The year 2021 started off on a positive note with low COVID cases, a massive vaccine rollout and a strong recovery forecast for the economy, including the healthcare sector in this fiscal year. The budget also made a strong push for overall economic recovery and announced important measures, particularly the Atmanirbhar Swasth Bharat Yojana, with increased investments and infrastructure building to prioritize health for all citizens. At Fortis Healthcare, we saw near normal resumption of non-COVID healthcare services in March 2021. We believed that with improved recovery rates, clinicians had a better understanding of the disease and treatment protocols. All our units initiated the vaccine drive with positivity hope and enthusiasm.
However since April, India is faced with a virulent second wave and healthcare providers are faced with a war-like situation. We will need extra ammunition to fight this war – as we are facing a severe shortage of manpower and have to increase the workforce by deploying nursing school graduates, MBBS students and foreign medical graduates waiting for exams. For at least two weeks now, hospitals in Delhi and other cities like Lucknow, Jaipur and Ranchi have been battling a severe shortage of oxygen as we have had an overload of patients with low oxygen levels. With oxygen plants and units struggling to meet the rising demand, many providers posted SOS requests for oxygen on social media on a daily basis. Depleting stocks and delayed supply have had some devastating results. Hospitals have requested the Delhi High Court to intervene in maintaining continuous oxygen supply.
In this context, our primary expectations for medical facilities are that while we are doing our best to manage the second wave, the hospital sector needs to focus on non-COVID services and other key specialities as well as these are critical for our business. No hospital is built to treat only COVID patients. We also need to ensure that while managing COVID, we should not be faced with a catastrophe of non-communicable diseases where patients of cancer, heart diseases, hypertension, chronic kidney diseases, orthopaedic or gynaecological ailments delay their treatments and are unable to access essential treatment or surgeries. We cannot place the pandemic over other health issues and have to be fair to all patients. The private healthcare sector looks to government support on this, apply key learnings from the first wave last year to work in public and patient interest. Our clinicians have to focus on care and treatment and not the logistics of medical and oxygen supply – this is where we need industry and government support.
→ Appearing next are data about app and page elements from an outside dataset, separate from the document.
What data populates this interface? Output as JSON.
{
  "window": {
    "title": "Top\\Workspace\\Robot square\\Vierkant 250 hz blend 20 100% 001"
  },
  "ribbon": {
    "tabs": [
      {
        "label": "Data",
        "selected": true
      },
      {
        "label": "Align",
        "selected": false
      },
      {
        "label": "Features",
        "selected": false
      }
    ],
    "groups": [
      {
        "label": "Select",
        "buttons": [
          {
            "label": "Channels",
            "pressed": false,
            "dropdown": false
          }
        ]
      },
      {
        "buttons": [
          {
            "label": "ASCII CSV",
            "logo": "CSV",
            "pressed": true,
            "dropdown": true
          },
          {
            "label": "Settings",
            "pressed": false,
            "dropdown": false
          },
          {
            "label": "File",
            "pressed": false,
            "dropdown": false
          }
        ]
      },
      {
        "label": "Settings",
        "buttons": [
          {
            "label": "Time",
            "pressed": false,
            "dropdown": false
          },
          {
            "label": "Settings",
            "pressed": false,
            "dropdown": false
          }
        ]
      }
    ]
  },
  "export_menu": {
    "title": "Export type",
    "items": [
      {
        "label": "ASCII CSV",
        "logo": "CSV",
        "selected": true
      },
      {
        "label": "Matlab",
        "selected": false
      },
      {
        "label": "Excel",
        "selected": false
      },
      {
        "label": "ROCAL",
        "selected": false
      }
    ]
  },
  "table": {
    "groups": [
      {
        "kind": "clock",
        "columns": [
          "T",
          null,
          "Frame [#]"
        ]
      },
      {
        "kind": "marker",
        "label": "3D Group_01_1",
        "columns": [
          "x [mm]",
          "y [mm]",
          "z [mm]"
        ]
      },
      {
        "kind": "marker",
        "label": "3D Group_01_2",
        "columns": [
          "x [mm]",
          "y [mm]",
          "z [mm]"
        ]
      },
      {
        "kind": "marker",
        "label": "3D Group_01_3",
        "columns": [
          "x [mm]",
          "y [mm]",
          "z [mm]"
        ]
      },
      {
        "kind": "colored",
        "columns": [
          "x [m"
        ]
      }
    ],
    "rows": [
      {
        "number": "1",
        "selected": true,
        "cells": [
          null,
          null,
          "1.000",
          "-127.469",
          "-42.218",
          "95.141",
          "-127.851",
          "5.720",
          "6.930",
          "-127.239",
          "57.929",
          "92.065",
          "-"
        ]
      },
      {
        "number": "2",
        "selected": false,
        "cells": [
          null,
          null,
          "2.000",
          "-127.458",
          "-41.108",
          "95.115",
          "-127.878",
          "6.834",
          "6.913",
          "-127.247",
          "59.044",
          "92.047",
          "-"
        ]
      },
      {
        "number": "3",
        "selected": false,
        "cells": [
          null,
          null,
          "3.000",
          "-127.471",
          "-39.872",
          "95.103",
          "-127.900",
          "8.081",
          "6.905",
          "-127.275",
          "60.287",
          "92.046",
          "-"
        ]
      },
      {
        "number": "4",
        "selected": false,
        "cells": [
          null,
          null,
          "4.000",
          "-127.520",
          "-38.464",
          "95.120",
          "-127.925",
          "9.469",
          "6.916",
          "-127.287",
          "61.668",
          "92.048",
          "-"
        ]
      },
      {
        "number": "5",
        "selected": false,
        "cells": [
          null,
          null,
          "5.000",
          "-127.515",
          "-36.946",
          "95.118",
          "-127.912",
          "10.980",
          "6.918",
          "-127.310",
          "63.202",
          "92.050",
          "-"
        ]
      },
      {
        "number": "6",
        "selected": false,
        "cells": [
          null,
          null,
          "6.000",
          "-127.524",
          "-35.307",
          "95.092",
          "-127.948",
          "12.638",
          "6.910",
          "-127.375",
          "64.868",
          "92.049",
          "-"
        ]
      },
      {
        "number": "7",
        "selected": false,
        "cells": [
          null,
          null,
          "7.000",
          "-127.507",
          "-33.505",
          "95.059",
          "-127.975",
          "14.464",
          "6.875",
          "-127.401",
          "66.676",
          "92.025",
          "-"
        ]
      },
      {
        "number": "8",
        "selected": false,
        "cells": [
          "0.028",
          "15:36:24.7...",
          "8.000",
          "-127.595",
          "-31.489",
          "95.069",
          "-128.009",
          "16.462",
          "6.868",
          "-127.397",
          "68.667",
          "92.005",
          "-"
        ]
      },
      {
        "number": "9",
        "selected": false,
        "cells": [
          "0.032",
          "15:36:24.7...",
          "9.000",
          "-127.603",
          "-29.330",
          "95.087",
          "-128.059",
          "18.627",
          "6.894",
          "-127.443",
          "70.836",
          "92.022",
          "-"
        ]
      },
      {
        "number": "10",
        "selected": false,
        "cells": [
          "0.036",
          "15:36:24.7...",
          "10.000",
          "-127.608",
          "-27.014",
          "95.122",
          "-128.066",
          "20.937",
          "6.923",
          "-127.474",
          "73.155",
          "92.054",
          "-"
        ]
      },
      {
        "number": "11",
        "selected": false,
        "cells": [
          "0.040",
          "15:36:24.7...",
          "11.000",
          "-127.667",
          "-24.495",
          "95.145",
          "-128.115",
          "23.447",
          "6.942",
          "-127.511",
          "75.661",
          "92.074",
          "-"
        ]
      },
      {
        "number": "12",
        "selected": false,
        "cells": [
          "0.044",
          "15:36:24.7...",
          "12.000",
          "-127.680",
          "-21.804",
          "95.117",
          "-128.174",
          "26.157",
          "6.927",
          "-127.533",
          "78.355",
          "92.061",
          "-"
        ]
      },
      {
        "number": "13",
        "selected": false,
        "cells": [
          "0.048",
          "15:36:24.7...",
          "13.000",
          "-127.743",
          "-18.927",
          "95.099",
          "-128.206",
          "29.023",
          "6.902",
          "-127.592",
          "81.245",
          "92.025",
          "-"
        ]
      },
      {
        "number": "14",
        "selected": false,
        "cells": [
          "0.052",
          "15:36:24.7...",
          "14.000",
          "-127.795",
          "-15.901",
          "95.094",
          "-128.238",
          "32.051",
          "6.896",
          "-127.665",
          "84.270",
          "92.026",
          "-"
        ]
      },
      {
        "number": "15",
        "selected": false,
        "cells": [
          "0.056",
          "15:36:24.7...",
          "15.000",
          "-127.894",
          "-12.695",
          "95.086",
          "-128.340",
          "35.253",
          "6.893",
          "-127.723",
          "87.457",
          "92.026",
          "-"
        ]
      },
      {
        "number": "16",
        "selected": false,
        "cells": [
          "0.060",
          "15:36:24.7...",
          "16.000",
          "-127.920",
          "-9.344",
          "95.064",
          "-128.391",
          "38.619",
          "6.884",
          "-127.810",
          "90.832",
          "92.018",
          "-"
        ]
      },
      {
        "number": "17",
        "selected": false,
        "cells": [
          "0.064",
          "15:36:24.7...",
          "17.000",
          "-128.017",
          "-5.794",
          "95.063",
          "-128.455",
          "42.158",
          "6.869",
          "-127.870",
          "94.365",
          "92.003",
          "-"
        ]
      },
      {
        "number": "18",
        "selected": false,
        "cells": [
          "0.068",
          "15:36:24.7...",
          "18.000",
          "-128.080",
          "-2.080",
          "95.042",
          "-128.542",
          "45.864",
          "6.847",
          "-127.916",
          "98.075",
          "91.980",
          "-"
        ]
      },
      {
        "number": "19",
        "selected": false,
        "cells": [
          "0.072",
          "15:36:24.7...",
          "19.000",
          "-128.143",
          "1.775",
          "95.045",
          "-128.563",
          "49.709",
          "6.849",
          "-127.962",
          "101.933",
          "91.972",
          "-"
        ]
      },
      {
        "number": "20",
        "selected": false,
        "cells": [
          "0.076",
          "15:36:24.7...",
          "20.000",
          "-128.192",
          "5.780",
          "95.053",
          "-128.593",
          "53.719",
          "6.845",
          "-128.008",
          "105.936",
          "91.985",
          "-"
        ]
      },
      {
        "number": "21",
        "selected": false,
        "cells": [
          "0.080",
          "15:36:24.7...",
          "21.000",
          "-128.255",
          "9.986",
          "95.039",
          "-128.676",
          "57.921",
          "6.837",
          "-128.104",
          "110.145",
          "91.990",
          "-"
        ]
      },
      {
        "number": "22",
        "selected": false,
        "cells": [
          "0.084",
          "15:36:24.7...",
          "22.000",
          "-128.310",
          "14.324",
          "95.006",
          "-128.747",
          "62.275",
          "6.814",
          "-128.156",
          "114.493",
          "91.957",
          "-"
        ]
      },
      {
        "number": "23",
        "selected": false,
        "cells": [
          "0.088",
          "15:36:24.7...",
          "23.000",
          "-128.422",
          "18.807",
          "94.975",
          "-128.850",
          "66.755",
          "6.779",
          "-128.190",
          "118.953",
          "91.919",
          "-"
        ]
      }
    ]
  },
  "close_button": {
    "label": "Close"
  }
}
Private providers also expect flexibility in terms of reserving spaces and beds for COVID treatment and management. We are equal partners in the vaccination drive, and to prevent community transmission, vaccinations are essential. Hospitals need consistent and regular supply of vaccines so that no challenges or shortages are faced and we are able to vaccinate maximum number of people. The most important lesson that we have learnt as a nation during the pandemic is that collective co-operation from all partners is the only way forward. We now need to take this momentum forward and establish greater synergies. This is the right time to create collaborative models to work with non-traditional partners, civil society organizations and nonprofit groups to reaffirm our commitment to our people and the planet. India is the next innovation hub for the world and all of us should join hands to give renewed focus to quality care and improved patient outcomes.